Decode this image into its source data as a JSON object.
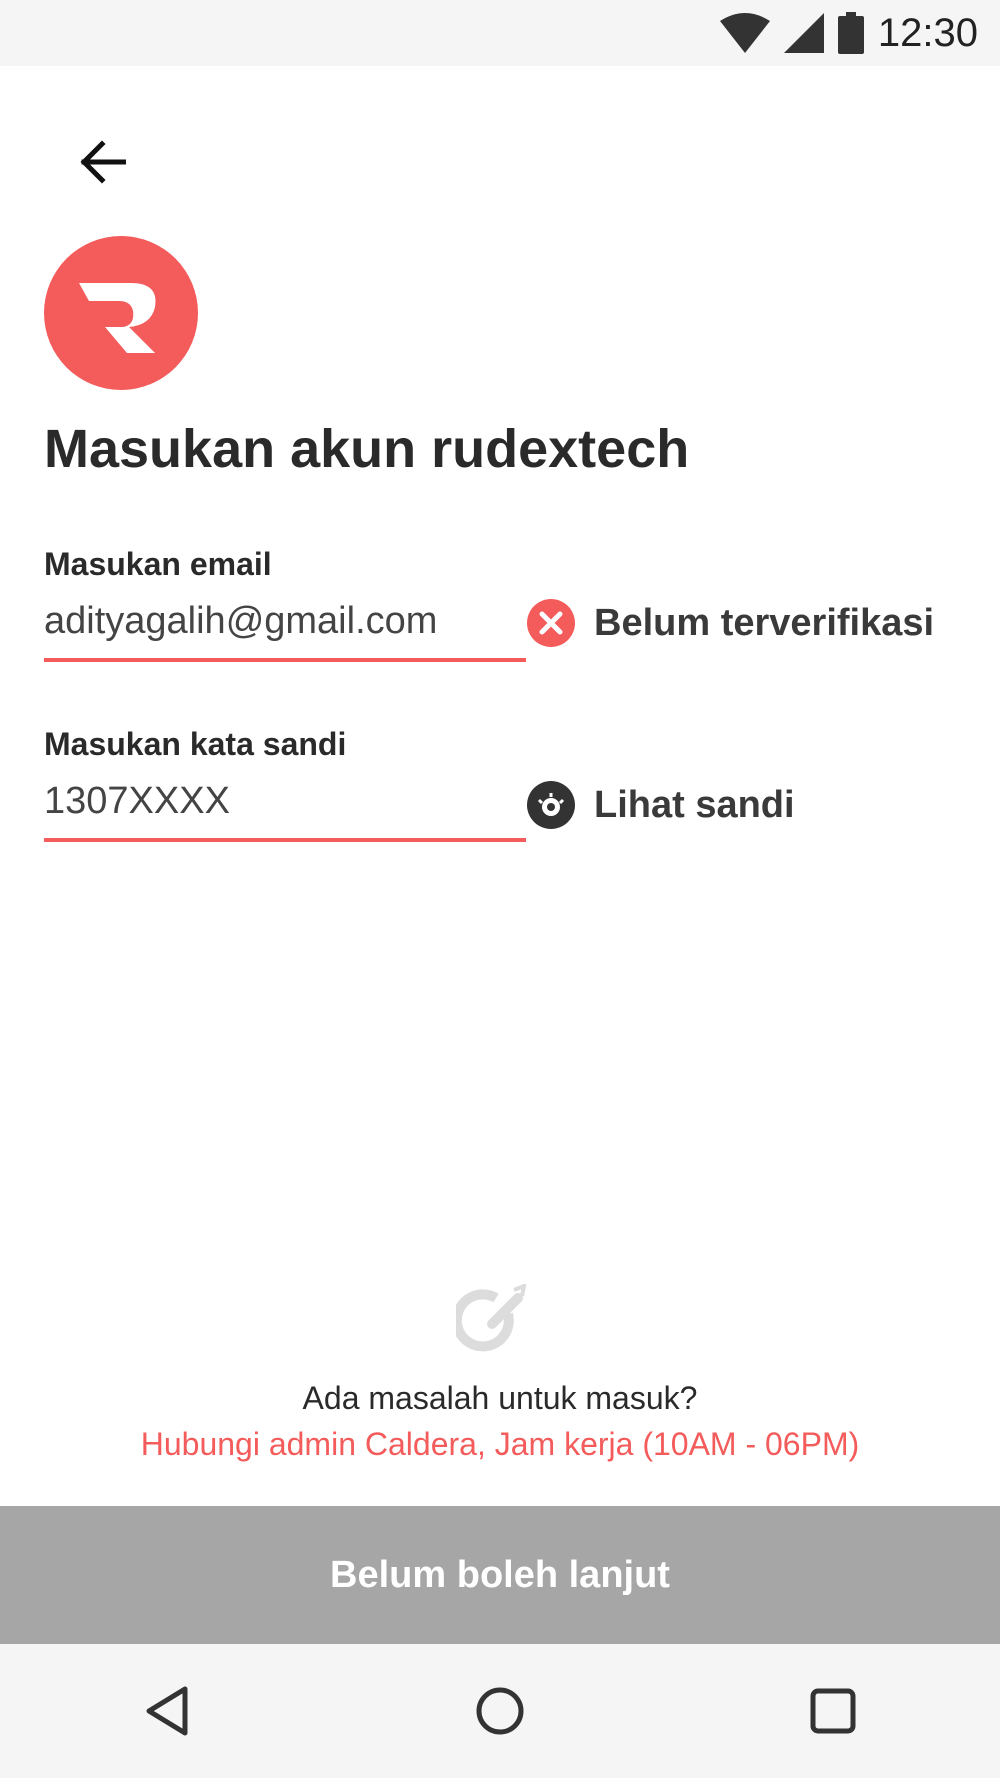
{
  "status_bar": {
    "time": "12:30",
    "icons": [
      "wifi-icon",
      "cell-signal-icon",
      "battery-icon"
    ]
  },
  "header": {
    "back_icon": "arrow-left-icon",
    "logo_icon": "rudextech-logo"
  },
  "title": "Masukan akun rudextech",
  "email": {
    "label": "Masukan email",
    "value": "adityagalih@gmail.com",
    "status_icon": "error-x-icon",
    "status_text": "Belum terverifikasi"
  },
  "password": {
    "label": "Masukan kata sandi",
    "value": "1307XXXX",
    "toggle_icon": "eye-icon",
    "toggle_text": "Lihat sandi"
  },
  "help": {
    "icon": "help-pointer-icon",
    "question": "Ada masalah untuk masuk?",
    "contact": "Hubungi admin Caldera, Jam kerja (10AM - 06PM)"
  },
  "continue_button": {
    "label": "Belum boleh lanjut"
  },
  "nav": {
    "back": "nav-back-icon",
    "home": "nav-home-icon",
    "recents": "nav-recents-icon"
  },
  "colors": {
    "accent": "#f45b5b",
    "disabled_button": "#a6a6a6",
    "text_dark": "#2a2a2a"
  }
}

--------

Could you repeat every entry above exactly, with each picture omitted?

◆ **Completed task**:
Decode this image into its source data as a JSON object.
{
  "status_bar": {
    "time": "12:30",
    "icons": [
      "wifi-icon",
      "cell-signal-icon",
      "battery-icon"
    ]
  },
  "header": {
    "back_icon": "arrow-left-icon",
    "logo_icon": "rudextech-logo"
  },
  "title": "Masukan akun rudextech",
  "email": {
    "label": "Masukan email",
    "value": "adityagalih@gmail.com",
    "status_icon": "error-x-icon",
    "status_text": "Belum terverifikasi"
  },
  "password": {
    "label": "Masukan kata sandi",
    "value": "1307XXXX",
    "toggle_icon": "eye-icon",
    "toggle_text": "Lihat sandi"
  },
  "help": {
    "icon": "help-pointer-icon",
    "question": "Ada masalah untuk masuk?",
    "contact": "Hubungi admin Caldera, Jam kerja (10AM - 06PM)"
  },
  "continue_button": {
    "label": "Belum boleh lanjut"
  },
  "nav": {
    "back": "nav-back-icon",
    "home": "nav-home-icon",
    "recents": "nav-recents-icon"
  },
  "colors": {
    "accent": "#f45b5b",
    "disabled_button": "#a6a6a6",
    "text_dark": "#2a2a2a"
  }
}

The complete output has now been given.